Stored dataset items
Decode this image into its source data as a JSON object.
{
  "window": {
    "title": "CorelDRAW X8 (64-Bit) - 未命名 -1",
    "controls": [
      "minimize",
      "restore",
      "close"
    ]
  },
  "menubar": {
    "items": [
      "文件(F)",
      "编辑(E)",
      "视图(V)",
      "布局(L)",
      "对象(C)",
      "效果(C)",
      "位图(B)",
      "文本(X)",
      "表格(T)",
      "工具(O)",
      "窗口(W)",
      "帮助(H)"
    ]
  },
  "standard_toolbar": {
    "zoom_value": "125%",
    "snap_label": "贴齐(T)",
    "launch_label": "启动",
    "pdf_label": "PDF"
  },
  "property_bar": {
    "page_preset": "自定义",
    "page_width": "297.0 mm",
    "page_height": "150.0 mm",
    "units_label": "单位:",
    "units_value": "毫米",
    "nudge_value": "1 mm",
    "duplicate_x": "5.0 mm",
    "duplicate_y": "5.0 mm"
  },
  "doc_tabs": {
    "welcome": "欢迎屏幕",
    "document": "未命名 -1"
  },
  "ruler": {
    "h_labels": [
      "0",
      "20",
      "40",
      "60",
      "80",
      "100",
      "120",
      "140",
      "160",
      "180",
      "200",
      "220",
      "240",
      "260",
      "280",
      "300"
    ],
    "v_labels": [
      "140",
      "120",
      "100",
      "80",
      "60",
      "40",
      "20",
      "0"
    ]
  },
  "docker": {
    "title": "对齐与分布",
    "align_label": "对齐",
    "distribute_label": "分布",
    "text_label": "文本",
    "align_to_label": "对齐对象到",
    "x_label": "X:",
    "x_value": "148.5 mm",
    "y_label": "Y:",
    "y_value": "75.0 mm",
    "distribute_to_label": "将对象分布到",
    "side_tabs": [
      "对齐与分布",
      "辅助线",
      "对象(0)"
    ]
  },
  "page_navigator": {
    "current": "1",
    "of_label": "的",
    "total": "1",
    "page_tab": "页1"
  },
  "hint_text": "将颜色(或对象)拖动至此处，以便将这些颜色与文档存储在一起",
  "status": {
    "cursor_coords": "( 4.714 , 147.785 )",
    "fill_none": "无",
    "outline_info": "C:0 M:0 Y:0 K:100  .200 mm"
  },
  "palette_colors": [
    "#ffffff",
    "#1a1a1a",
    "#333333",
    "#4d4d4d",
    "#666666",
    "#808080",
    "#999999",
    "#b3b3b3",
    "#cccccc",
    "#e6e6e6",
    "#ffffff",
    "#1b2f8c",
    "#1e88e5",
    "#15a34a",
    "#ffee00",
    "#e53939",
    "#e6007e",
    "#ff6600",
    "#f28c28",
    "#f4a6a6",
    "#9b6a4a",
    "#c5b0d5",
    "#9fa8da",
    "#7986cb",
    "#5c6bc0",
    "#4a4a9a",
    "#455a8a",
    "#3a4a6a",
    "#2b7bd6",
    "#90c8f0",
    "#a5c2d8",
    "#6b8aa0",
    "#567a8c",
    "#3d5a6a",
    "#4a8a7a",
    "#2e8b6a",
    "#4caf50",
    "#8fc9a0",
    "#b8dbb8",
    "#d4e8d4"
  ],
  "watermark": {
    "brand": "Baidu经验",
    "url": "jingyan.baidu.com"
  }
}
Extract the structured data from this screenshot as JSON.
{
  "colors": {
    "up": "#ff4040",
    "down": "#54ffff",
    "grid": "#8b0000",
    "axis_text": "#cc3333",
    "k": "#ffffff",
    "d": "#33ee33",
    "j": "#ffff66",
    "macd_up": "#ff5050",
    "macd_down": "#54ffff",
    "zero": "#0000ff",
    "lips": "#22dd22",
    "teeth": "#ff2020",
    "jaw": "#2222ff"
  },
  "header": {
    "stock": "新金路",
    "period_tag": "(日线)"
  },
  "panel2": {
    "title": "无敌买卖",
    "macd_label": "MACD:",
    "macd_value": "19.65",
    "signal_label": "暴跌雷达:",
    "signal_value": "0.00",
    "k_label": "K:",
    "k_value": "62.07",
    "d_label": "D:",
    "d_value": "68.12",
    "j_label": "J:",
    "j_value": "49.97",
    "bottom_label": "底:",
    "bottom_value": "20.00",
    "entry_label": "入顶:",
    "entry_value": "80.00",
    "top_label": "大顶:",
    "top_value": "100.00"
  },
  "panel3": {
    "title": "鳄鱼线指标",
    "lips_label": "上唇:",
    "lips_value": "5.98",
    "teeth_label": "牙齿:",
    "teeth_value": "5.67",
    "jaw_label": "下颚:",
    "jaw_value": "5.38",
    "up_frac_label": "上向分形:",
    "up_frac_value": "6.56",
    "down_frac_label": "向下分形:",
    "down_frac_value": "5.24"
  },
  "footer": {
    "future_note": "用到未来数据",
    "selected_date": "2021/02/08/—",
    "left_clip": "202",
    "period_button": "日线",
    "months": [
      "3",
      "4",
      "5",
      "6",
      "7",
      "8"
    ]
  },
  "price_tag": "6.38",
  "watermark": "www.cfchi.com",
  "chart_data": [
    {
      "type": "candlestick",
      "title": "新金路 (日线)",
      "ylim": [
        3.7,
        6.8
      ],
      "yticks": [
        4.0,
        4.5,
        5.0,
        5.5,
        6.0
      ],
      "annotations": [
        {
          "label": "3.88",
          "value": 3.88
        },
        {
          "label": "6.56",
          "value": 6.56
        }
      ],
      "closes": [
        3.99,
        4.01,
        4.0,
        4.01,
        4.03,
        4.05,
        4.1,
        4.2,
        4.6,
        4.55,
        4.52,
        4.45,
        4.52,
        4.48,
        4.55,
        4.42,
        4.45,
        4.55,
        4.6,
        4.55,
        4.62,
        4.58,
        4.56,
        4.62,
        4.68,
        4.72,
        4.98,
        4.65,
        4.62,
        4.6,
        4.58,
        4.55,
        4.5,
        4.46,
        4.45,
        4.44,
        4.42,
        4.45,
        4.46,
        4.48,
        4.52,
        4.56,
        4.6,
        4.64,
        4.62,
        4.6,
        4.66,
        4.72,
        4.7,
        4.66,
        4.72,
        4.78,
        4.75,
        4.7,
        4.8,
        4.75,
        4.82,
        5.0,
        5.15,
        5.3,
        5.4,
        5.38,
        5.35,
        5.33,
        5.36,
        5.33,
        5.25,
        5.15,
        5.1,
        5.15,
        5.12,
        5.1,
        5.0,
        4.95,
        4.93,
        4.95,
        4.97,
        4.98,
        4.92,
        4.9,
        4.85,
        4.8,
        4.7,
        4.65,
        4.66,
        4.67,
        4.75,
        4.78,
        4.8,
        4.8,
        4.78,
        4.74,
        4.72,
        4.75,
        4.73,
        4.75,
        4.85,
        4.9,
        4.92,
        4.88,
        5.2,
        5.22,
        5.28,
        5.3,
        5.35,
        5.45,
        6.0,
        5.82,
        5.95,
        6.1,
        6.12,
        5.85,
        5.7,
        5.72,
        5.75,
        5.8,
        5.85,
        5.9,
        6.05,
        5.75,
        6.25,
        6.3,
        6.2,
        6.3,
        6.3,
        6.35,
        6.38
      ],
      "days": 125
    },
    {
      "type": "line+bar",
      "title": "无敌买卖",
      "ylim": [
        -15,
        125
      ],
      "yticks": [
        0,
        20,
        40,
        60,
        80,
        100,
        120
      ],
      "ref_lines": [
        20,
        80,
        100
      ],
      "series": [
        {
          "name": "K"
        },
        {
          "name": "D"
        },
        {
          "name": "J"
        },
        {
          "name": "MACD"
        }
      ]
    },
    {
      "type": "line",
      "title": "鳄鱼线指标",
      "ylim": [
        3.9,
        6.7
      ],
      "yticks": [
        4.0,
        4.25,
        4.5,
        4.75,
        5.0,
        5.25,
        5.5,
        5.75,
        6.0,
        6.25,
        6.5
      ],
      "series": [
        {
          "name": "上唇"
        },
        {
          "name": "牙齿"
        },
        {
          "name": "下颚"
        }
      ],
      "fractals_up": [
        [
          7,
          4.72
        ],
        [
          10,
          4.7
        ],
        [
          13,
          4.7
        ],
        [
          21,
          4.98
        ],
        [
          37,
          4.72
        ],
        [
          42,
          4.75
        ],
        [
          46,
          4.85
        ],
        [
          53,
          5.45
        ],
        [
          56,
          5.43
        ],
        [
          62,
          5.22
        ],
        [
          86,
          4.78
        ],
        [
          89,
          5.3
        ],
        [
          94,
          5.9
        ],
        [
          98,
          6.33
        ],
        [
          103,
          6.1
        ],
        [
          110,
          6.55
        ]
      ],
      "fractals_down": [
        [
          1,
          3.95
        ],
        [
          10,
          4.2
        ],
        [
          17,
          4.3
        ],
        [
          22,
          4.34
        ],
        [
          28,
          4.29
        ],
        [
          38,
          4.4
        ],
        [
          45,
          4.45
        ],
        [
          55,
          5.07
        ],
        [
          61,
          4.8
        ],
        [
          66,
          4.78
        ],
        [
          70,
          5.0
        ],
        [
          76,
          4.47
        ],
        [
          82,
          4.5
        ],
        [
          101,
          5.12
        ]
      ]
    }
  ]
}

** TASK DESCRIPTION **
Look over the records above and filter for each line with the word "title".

** PROBLEM SOLUTION **
    "title": "CorelDRAW X8 (64-Bit) - 未命名 -1",
    "title": "对齐与分布",
    "title": "无敌买卖",
    "title": "鳄鱼线指标",
      "title": "新金路 (日线)",
      "title": "无敌买卖",
      "title": "鳄鱼线指标",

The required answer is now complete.